Lepcis Magna, which began as a small port city on Libya's Mediterranean coast, became a magnificent Roman city in the third century A.D. under the rule of Emperor Septimus Severus. Before Roman rule, Lepcis was a trading post for Carthaginian merchants. After the fall of Carthage, Lepcis grew some in size and power, becoming an important center of trans-Saharan trade with the Roman Empire.
It was here that future Emperor Septimus Severus was born in A.D. 146. Septimus rose to power through civil war and coup. After a line of battles and murders that lasted many months, Septimus marched on Rome, with the support of the prataeorian guard in A.D. 193, seizing the crown for himself. This warrior-king reduced the power of the Roman Senate, encoroprated more people from outside the city of Rome into the government, and kept barbarian tribes in line through military force and diplomacy.
In c. A.D. 196, Septimus began a reconstruction of Lepcis that would not be completed for twenty years, in A.D. 216, five years after his own death. The project entailed the construction of a new forum, amphitheater, basillica, and temple, dedicated to his family. The magnificent art and architecture at Lepcis was meant to display the majesty and power of Severus dynasty. The city also depicted harmonious relationships within the family as a type of propaganda. It became apparent that these were false after Septimus's death. On February 4, A.D. 211, Septimus Severus died at York, under the stress of fighting the Caledonian tribes.

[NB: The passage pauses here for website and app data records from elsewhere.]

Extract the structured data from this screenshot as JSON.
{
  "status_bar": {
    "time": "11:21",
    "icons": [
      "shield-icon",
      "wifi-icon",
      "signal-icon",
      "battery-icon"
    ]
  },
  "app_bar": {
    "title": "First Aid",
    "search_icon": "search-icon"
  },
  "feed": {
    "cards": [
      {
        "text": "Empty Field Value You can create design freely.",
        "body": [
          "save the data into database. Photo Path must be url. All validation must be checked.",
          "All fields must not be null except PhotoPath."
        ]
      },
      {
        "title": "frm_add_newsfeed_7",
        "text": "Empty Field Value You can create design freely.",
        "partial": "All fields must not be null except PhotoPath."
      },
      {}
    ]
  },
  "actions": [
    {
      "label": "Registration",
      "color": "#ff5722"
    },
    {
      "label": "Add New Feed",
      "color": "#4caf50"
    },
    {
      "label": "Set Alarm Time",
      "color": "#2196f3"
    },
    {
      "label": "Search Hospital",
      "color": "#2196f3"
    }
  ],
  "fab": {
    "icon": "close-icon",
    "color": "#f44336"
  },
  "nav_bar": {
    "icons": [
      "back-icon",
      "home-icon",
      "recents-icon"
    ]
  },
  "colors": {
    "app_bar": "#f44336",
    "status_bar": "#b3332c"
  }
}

It was not until the turn of the 20th Century that Lepcis was rediscovered. Lepcis was saved from probable destruction in 1943 when British archaeologists Major John Ward-Perkins and Mortimer Wheeler saved the city from becoming a RAF radar post. Ever since the 1930's, archaeologists and art historians have been studying and attempting to reconstruct this once-great city.